the Pi Beta Phi sorority while in the
Mr. Watson is a former student of
the University. Hc is now engaged
in the shoe business at 3Ianhattan.
Kan. .Mrs. H. J. Waters, wife of Presi
dent Waters of the Kansas State Ag
ricultural College, Is his sister.
MOTOR FIRE TRUCK
' Equipment Probably Would
I Cost the CitV "! 00
, , .. ,
Says Mr. Hetzler.
Men Sent to KansasjCity Are
Pleased With Result" of
I Columbia will have a new motor
lire wagon if the council accepts the
recommendations of the committee
1 which went to Kansas City Saturday
to investigate tills matter. E. II.
Cauthorn, Fountain Kothwell and
William .1. Hetzler were on the com
mittee. Tifey witnessed the demon
stration of a machine and were well
.pleased with it. .Mr. Hetzler said that
he certainly was in favor of getting
I a lire wagon, that hc liked the one
saw in Kansas City hut he
, ,1, ...... t.. , .i. 11 1.1.,
1 thought other machines should be in-
. . ,
I v s"'l" ",,L,re
my purchase was
i .. i.. ,, i .,r . .. . .
1 lu.iiiir. ne ueiieves a neiier uargain
can he made through competition.
The machine the committee was in
vestigating in Kansas City is a
J seventy-live horsepower combination
chemical engine and hose wagon mail
, ulactured by the Anderson Coupling
land Fire Hose Company. The same
I kind of machines are used by the Kan-
' tfi3 Citv fir 1ii!irtmnnt
, ol the machiu
.."00 for the 111a-
1 nine, including only l.'O feet of hose
for the chemical engine. Mr. Hetzler
( said it probably could be purchased
I much cheaper without the electric
1 siancr ana eiecmc iiguis. A dis

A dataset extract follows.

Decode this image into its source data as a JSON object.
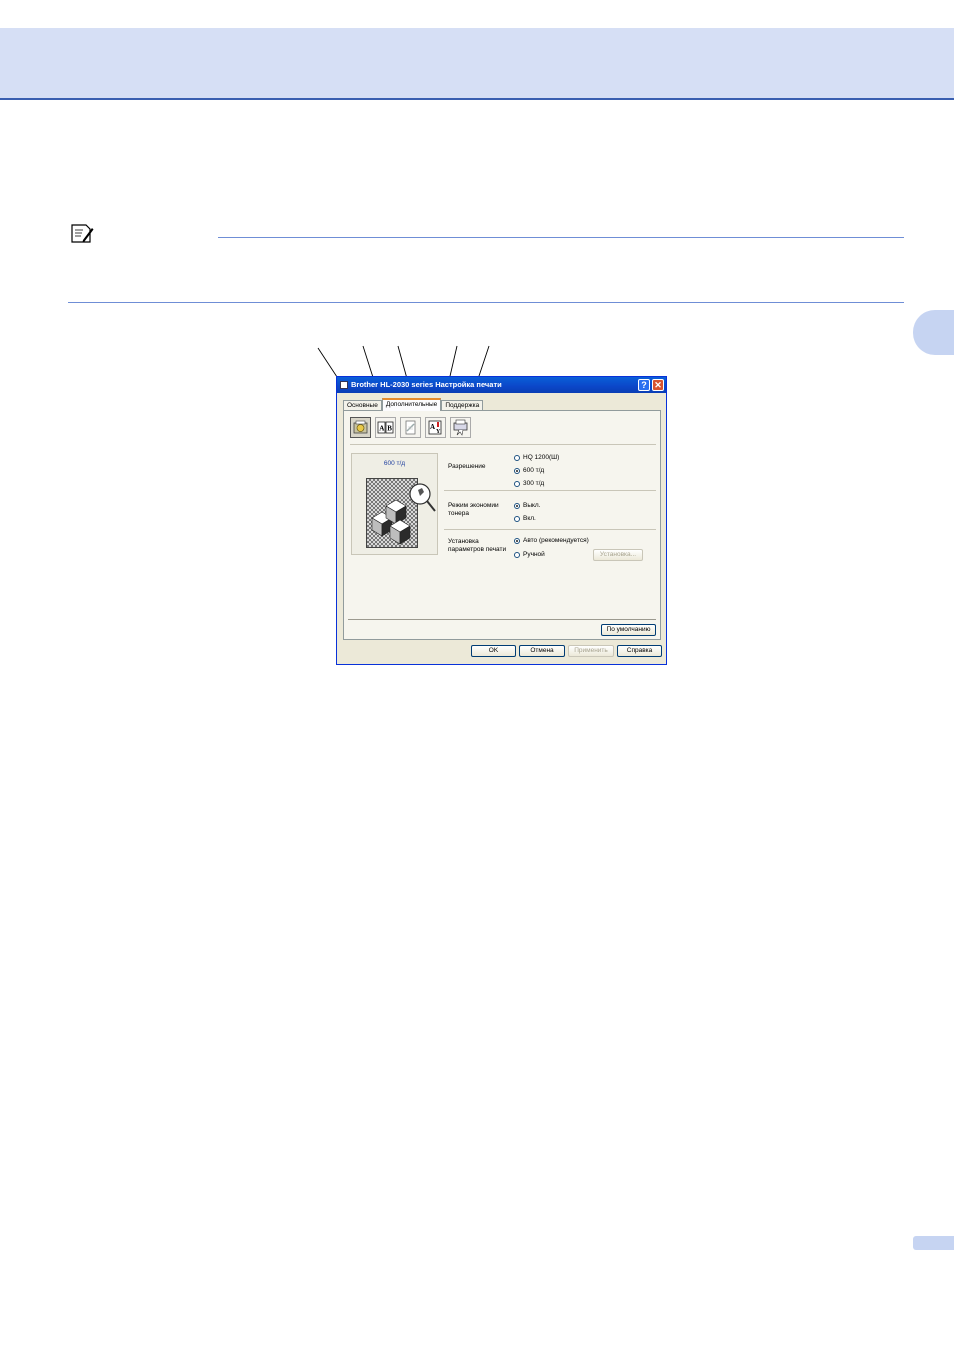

count could b procured by cash pay-
I nient. He said the records showed
U,:,t where the m.-iehine wms used sr.
Ior rout of tli liros wore extinguished
liv tho nlipmirnl P!iMn witlinttt tli
!,,'. nf thl. mir i,n. n .,ii The
;cost 0f maintaining a fire department
with this kind of equipment is much
less than where horses are used. The
two horses that are now used in Co
lumbia cost about $30 a month for
feed, shoeing and care.
Alec Anderson, first assistant fire
chief in Kansas City, told the commit
tee Saturday that the cost of maintain
ing the Kansas City fire department
was very low. The number of fires
average about seven or nine daily.
There were nine fires there Friday
and seven Saturday. Mr. Henderson
said he thought it would be only a
short time before all horses would
be taken from the city fire depart
ment. Mr. Hetzler thinks a committee
should be sent to Chicago to see the
fire equipment there.
PROF. (HANDLER TO CORNELL!
Eastern Uniiersity (alls 31. I'. Teach
er of Horticulture.
Word has come from Cornell that
W. II. Chandler, assistant professor
of horticulture at the University of
Missouri, has accepted a position as
professor of research in pomology at
Cornell University. Prof. Chandler
said today that he did not care to dis
cuss the matter at this time.
The professorship at Cornell will in
clude work similar to that which
Professor Chandler has done here,
dealing entirely with fruits and fruit
culture. New York is a leading state
in the production of deciduous fruits
and the work at Cornell will offer op
portunities that are not found here.
Professor Chandler has been at the
University of Missouri since he enter
ed the institution as a freshman in
ll'Ol. After receiving his degree, he
was given a fellowship. In the fall of
1900 he was appointed assistant in
horticulture and has been on the
teaching staff of the University since
that time. He is now assistant pro
fessor of horticulture.
FIXE FOR FRUIT TREES NOW
No "Killed Peach Crop" Cry Has Come
The zero weather of last week fol
lowing the warm spring-like days did
not hurt the peach bud3, according to
Prof. W. H. Chandler.
"At any rate." he says, "with 00 per
cent of the buds killed, wc can have
a full crop. The present weather Is
good for the fruit trees."
License for Hatton. 3Io. Couple.
A marriage license was Issued Sat
urday to Albert McCray and Miss Sal
Iie Stephens, both of Hatton, .Mo.